The Department of Health announces changes to the Individual Funding Request process in Northern Ireland and to the arrangements for enabling access for NI patients to promising new cancer medicines recommended by the National Institute for Health and Care Excellence.
The Department of Health has today announced changes to the Individual Funding Request (IFR) process in Northern Ireland (NI) and to the arrangements for enabling access for NI patients to promising new cancer medicines recommended by the National Institute for Health and Care Excellence (NICE) for use on the Cancer Drugs Fund in England.
The new IFR process – which will guarantee greater consistency and include a greater level of clinical input in decision-making about whether patients should be granted access to new treatments – follows an extensive consultation of key stakeholders, including Breast Cancer Now.
The announced changes in the arrangements for access to innovative new medicines also update the approach in NI to better reflect the changes made to the NICE process (including the introduction of the new Cancer Drugs Fund) in 2016. Drugs recommended by NICE for use through the Cancer Drugs Fund in England will now be made available in the same ways as those which have been recommended as suitable for routine commissioning – giving patients in NI the same access to cancer drugs as their counterparts in other UK regions.

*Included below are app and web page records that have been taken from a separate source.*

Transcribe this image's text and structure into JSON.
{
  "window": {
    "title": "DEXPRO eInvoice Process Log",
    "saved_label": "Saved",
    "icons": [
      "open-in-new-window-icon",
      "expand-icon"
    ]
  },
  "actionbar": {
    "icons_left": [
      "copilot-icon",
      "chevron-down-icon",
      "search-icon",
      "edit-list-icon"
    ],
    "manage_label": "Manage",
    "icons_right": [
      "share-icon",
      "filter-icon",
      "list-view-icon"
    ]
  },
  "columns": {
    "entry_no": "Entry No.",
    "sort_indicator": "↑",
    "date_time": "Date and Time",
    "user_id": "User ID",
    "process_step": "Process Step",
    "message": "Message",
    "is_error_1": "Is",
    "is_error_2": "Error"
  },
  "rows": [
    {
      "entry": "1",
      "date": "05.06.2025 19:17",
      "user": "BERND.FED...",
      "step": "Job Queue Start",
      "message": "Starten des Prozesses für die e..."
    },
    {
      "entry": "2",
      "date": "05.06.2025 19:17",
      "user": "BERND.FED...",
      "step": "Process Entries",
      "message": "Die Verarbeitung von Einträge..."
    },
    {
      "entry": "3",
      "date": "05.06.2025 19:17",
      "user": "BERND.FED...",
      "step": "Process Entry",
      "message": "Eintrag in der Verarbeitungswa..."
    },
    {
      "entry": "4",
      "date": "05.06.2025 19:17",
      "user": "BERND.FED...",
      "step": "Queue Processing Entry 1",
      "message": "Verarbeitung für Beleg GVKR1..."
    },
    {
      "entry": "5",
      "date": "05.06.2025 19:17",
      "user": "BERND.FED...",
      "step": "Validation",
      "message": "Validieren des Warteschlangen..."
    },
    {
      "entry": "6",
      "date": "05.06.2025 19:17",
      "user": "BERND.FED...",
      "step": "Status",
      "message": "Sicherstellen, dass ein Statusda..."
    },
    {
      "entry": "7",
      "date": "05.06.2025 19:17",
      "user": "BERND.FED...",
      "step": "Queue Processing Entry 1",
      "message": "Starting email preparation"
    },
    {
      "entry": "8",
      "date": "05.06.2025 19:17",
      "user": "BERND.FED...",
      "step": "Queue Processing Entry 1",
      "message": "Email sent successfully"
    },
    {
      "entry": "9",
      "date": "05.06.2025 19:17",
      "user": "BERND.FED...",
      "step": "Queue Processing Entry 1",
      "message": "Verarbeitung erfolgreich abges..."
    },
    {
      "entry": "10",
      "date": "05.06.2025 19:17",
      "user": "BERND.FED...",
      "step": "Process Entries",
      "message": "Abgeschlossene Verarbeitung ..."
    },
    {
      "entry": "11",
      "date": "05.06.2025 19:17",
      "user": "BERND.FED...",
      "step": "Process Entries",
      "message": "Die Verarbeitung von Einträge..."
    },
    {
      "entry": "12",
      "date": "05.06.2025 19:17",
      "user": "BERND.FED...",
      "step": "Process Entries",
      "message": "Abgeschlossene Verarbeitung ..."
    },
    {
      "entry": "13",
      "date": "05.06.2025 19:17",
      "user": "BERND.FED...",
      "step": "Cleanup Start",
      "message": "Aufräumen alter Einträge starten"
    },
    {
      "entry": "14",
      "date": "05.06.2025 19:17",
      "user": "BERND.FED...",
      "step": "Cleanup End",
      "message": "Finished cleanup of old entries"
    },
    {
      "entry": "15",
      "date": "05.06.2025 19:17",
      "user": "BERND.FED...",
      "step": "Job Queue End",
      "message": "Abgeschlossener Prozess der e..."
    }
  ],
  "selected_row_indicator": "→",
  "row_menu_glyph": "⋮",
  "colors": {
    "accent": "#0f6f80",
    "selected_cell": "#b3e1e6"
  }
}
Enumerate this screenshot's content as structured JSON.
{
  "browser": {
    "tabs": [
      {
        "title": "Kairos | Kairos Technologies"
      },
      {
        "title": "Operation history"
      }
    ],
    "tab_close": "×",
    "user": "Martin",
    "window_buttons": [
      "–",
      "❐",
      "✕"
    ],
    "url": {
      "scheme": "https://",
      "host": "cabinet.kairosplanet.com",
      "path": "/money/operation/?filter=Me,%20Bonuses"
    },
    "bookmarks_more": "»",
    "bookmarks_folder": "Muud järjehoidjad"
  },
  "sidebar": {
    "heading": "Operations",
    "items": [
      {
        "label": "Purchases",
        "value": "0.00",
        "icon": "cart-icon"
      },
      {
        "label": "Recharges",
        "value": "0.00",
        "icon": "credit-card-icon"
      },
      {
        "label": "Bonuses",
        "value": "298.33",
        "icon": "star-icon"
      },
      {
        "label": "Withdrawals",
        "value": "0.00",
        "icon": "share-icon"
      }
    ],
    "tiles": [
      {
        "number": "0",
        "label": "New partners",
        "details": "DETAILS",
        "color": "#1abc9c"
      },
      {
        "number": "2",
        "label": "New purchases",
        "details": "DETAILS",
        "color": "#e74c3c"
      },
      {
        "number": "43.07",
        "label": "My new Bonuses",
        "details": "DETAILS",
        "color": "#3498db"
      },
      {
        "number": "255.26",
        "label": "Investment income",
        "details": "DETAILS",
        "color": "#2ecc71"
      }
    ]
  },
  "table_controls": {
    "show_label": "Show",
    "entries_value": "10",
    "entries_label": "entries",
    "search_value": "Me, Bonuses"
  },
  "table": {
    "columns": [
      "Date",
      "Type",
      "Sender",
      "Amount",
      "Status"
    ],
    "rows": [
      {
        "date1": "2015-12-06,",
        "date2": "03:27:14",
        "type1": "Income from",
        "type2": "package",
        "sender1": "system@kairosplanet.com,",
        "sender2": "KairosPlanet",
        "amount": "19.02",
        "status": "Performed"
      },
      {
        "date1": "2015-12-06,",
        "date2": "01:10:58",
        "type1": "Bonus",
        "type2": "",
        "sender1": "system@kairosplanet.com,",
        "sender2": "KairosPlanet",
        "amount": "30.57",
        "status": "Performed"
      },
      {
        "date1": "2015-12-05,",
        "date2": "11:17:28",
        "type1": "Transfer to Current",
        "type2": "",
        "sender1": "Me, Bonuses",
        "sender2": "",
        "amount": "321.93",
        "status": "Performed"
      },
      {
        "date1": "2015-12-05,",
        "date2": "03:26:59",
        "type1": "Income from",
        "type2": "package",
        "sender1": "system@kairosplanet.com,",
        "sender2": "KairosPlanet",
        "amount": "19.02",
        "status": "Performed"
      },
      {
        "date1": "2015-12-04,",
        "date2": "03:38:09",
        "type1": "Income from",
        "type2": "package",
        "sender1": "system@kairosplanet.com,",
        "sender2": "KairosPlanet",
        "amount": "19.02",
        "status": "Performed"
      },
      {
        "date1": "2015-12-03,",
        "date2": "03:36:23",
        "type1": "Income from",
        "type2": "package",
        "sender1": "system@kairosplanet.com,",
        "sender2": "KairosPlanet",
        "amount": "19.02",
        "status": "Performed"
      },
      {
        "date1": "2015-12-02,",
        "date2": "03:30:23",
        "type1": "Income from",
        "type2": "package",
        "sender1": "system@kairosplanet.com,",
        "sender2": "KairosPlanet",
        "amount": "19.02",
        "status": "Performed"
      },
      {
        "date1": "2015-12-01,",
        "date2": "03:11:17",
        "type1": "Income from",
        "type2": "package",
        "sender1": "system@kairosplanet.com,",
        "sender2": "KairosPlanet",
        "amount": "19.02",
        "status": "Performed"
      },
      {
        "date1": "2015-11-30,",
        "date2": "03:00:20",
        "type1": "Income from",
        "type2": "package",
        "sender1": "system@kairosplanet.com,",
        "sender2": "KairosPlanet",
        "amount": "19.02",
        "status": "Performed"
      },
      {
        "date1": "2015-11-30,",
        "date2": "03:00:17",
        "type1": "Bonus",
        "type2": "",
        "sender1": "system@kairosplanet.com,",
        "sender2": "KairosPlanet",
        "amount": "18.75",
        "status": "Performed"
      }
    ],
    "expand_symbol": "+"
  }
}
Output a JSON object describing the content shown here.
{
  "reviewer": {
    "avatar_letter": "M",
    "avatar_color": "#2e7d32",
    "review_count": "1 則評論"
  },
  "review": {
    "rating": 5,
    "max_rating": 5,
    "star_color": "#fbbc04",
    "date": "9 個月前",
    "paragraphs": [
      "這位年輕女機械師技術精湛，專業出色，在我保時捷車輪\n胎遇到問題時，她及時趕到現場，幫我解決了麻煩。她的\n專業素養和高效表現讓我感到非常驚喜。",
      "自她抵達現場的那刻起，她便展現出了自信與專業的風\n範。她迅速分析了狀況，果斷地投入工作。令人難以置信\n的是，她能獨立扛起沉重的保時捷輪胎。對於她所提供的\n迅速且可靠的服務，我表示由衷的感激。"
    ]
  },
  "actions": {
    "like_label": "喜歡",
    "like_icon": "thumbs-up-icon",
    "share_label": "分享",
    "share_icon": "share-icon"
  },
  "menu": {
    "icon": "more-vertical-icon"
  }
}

Baroness Delyth Morgan, Chief Executive at Breast Cancer Now, said:
“This is absolutely fantastic news that will help transform the lives of cancer patients in Northern Ireland for years to come. For far too long, patients in NI have not had fair access to the best and most promising new cancer drugs, and today’s reforms will finally bring us closer to long-awaited parity of care with patients elsewhere in the UK.
“Our recent ‘Good Enough?’ report highlighted a number of warning signs that breast cancer progress is stalling in NI – but it’s a real step towards equality that patients will now be able to access new and innovative medicines recommended for use on the Cancer Drugs Fund in England.
“We are also delighted to hear that the Individual Funding Request process will now place a greater emphasis on the potential clinical benefit for patients, and in particular will address the totally unfair ‘exceptionality’ criteria. Time and again we heard how patients had been unable to access the best new drugs such as Kadcyla, despite their availability in England, because they couldn’t demonstrate that they were ‘exceptional’ cases compared to other patients. This arbitrary rule unfortunately left many patients with little option but to crowdfund or use their mortgages or savings to try to access the life-extending drugs they needed, at an extremely difficult time.
“It is now crucial that these changes are implemented as soon as possible, to ensure patients can access the best treatments and that the gap in accessing innovative cancer drugs doesn't continue to widen between NI and the rest of the UK.”